▸ Task statement
Each line below either holds the string "JSON" or doesn't. Count those that do and give only the number.

------------------------

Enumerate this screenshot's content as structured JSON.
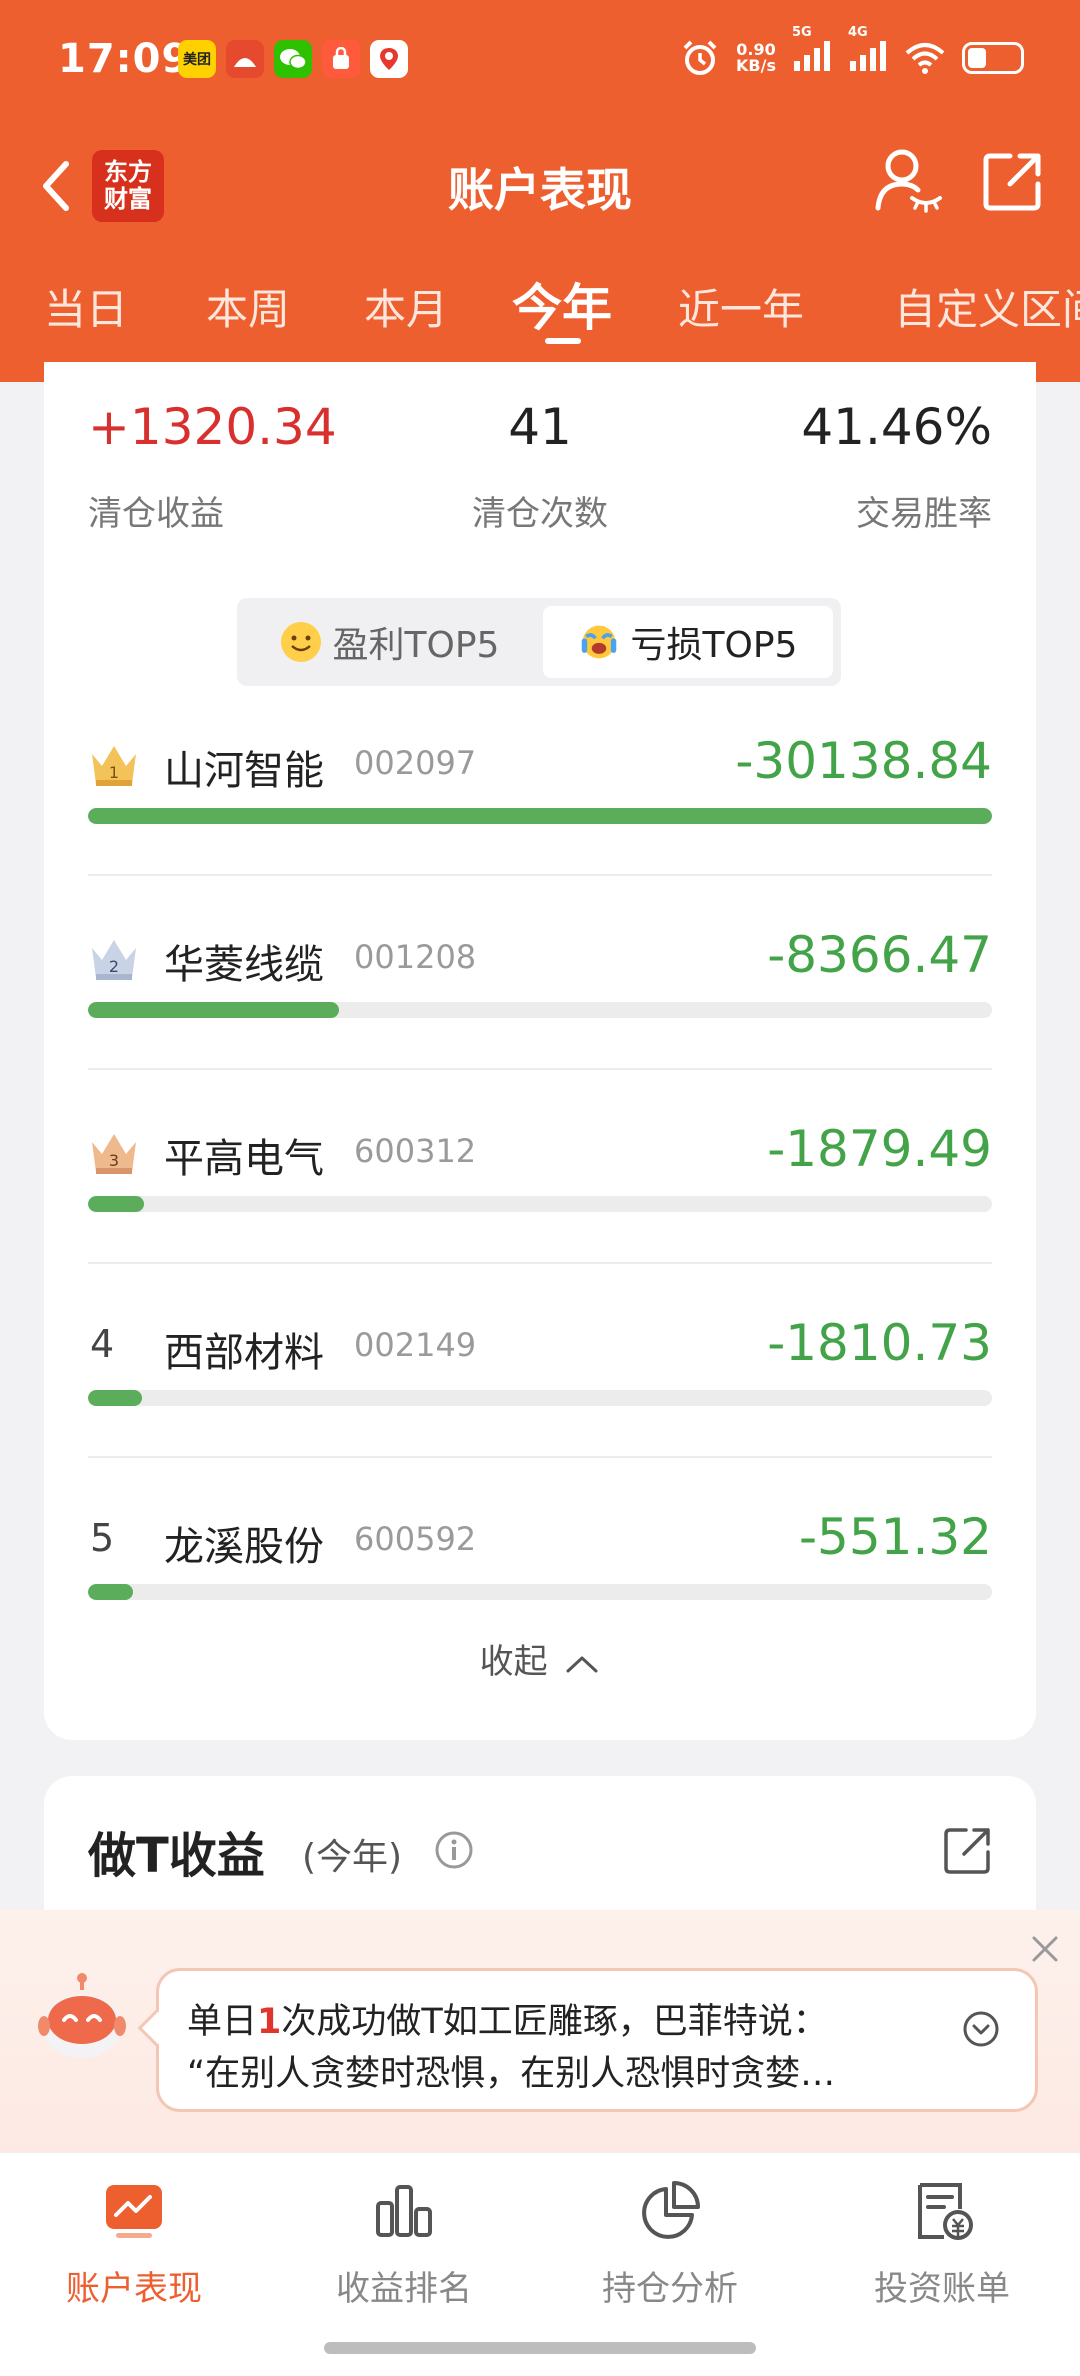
{
  "status_bar": {
    "time": "17:09",
    "apps": [
      "美团",
      "",
      "",
      "",
      ""
    ],
    "net_speed_value": "0.90",
    "net_speed_unit": "KB/s",
    "signal_1": "5G",
    "signal_2": "4G"
  },
  "header": {
    "logo_line1": "东方",
    "logo_line2": "财富",
    "title": "账户表现"
  },
  "tabs": [
    {
      "label": "当日"
    },
    {
      "label": "本周"
    },
    {
      "label": "本月"
    },
    {
      "label": "今年",
      "active": true
    },
    {
      "label": "近一年"
    },
    {
      "label": "自定义区间"
    }
  ],
  "summary": {
    "clear_profit_value": "+1320.34",
    "clear_profit_label": "清仓收益",
    "clear_count_value": "41",
    "clear_count_label": "清仓次数",
    "win_rate_value": "41.46%",
    "win_rate_label": "交易胜率"
  },
  "toggle": {
    "profit_label": "盈利TOP5",
    "loss_label": "亏损TOP5",
    "selected": "loss"
  },
  "loss_top5": [
    {
      "rank": "1",
      "name": "山河智能",
      "code": "002097",
      "value": "-30138.84",
      "bar_fraction": 1.0
    },
    {
      "rank": "2",
      "name": "华菱线缆",
      "code": "001208",
      "value": "-8366.47",
      "bar_fraction": 0.278
    },
    {
      "rank": "3",
      "name": "平高电气",
      "code": "600312",
      "value": "-1879.49",
      "bar_fraction": 0.062
    },
    {
      "rank": "4",
      "name": "西部材料",
      "code": "002149",
      "value": "-1810.73",
      "bar_fraction": 0.06
    },
    {
      "rank": "5",
      "name": "龙溪股份",
      "code": "600592",
      "value": "-551.32",
      "bar_fraction": 0.05
    }
  ],
  "collapse_label": "收起",
  "t_section": {
    "title": "做T收益",
    "subtitle": "(今年)"
  },
  "assistant": {
    "line1_a": "单日",
    "line1_highlight": "1",
    "line1_b": "次成功做T如工匠雕琢，巴菲特说：",
    "line2": "“在别人贪婪时恐惧，在别人恐惧时贪婪…"
  },
  "bottom_nav": [
    {
      "label": "账户表现",
      "icon": "chart-trend-icon",
      "active": true
    },
    {
      "label": "收益排名",
      "icon": "bar-ranking-icon"
    },
    {
      "label": "持仓分析",
      "icon": "pie-chart-icon"
    },
    {
      "label": "投资账单",
      "icon": "bill-icon"
    }
  ],
  "colors": {
    "brand": "#ee5f30",
    "loss_green": "#43a348",
    "profit_red": "#d8302f"
  }
}
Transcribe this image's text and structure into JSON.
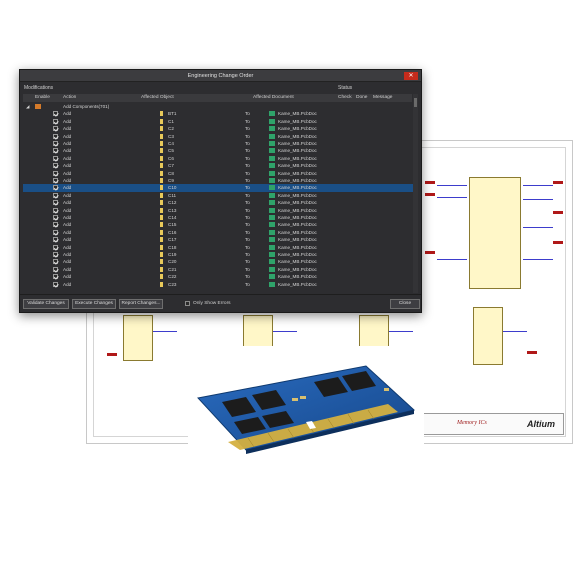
{
  "dialog": {
    "title": "Engineering Change Order",
    "close_label": "✕",
    "section_modifications": "Modifications",
    "section_status": "Status",
    "columns": {
      "enable": "Enable",
      "action": "Action",
      "affected_object": "Affected Object",
      "affected_document": "Affected Document",
      "check": "Check",
      "done": "Done",
      "message": "Message"
    },
    "group": {
      "label": "Add Components(701)"
    },
    "rows": [
      {
        "action": "Add",
        "object": "BT1",
        "to": "To",
        "document": "Kame_MB.PcbDoc"
      },
      {
        "action": "Add",
        "object": "C1",
        "to": "To",
        "document": "Kame_MB.PcbDoc"
      },
      {
        "action": "Add",
        "object": "C2",
        "to": "To",
        "document": "Kame_MB.PcbDoc"
      },
      {
        "action": "Add",
        "object": "C3",
        "to": "To",
        "document": "Kame_MB.PcbDoc"
      },
      {
        "action": "Add",
        "object": "C4",
        "to": "To",
        "document": "Kame_MB.PcbDoc"
      },
      {
        "action": "Add",
        "object": "C5",
        "to": "To",
        "document": "Kame_MB.PcbDoc"
      },
      {
        "action": "Add",
        "object": "C6",
        "to": "To",
        "document": "Kame_MB.PcbDoc"
      },
      {
        "action": "Add",
        "object": "C7",
        "to": "To",
        "document": "Kame_MB.PcbDoc"
      },
      {
        "action": "Add",
        "object": "C8",
        "to": "To",
        "document": "Kame_MB.PcbDoc"
      },
      {
        "action": "Add",
        "object": "C9",
        "to": "To",
        "document": "Kame_MB.PcbDoc"
      },
      {
        "action": "Add",
        "object": "C10",
        "to": "To",
        "document": "Kame_MB.PcbDoc",
        "selected": true
      },
      {
        "action": "Add",
        "object": "C11",
        "to": "To",
        "document": "Kame_MB.PcbDoc"
      },
      {
        "action": "Add",
        "object": "C12",
        "to": "To",
        "document": "Kame_MB.PcbDoc"
      },
      {
        "action": "Add",
        "object": "C13",
        "to": "To",
        "document": "Kame_MB.PcbDoc"
      },
      {
        "action": "Add",
        "object": "C14",
        "to": "To",
        "document": "Kame_MB.PcbDoc"
      },
      {
        "action": "Add",
        "object": "C15",
        "to": "To",
        "document": "Kame_MB.PcbDoc"
      },
      {
        "action": "Add",
        "object": "C16",
        "to": "To",
        "document": "Kame_MB.PcbDoc"
      },
      {
        "action": "Add",
        "object": "C17",
        "to": "To",
        "document": "Kame_MB.PcbDoc"
      },
      {
        "action": "Add",
        "object": "C18",
        "to": "To",
        "document": "Kame_MB.PcbDoc"
      },
      {
        "action": "Add",
        "object": "C19",
        "to": "To",
        "document": "Kame_MB.PcbDoc"
      },
      {
        "action": "Add",
        "object": "C20",
        "to": "To",
        "document": "Kame_MB.PcbDoc"
      },
      {
        "action": "Add",
        "object": "C21",
        "to": "To",
        "document": "Kame_MB.PcbDoc"
      },
      {
        "action": "Add",
        "object": "C22",
        "to": "To",
        "document": "Kame_MB.PcbDoc"
      },
      {
        "action": "Add",
        "object": "C23",
        "to": "To",
        "document": "Kame_MB.PcbDoc"
      }
    ],
    "buttons": {
      "validate": "Validate Changes",
      "execute": "Execute Changes",
      "report": "Report Changes...",
      "close": "Close"
    },
    "only_show_errors": "Only Show Errors"
  },
  "schematic": {
    "title_text": "Memory ICs",
    "logo": "Altium"
  },
  "icons": {
    "enable_checkbox": "checkbox-checked-icon",
    "component": "component-icon",
    "pcb_document": "pcb-document-icon",
    "group_folder": "folder-icon",
    "expand": "triangle-expand-icon"
  },
  "colors": {
    "dialog_bg": "#2d2d30",
    "selection": "#1a4f86",
    "close_red": "#c42b1c",
    "pcb_blue": "#1f5aa6",
    "gold_contacts": "#d4b040"
  }
}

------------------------

▸ Response
2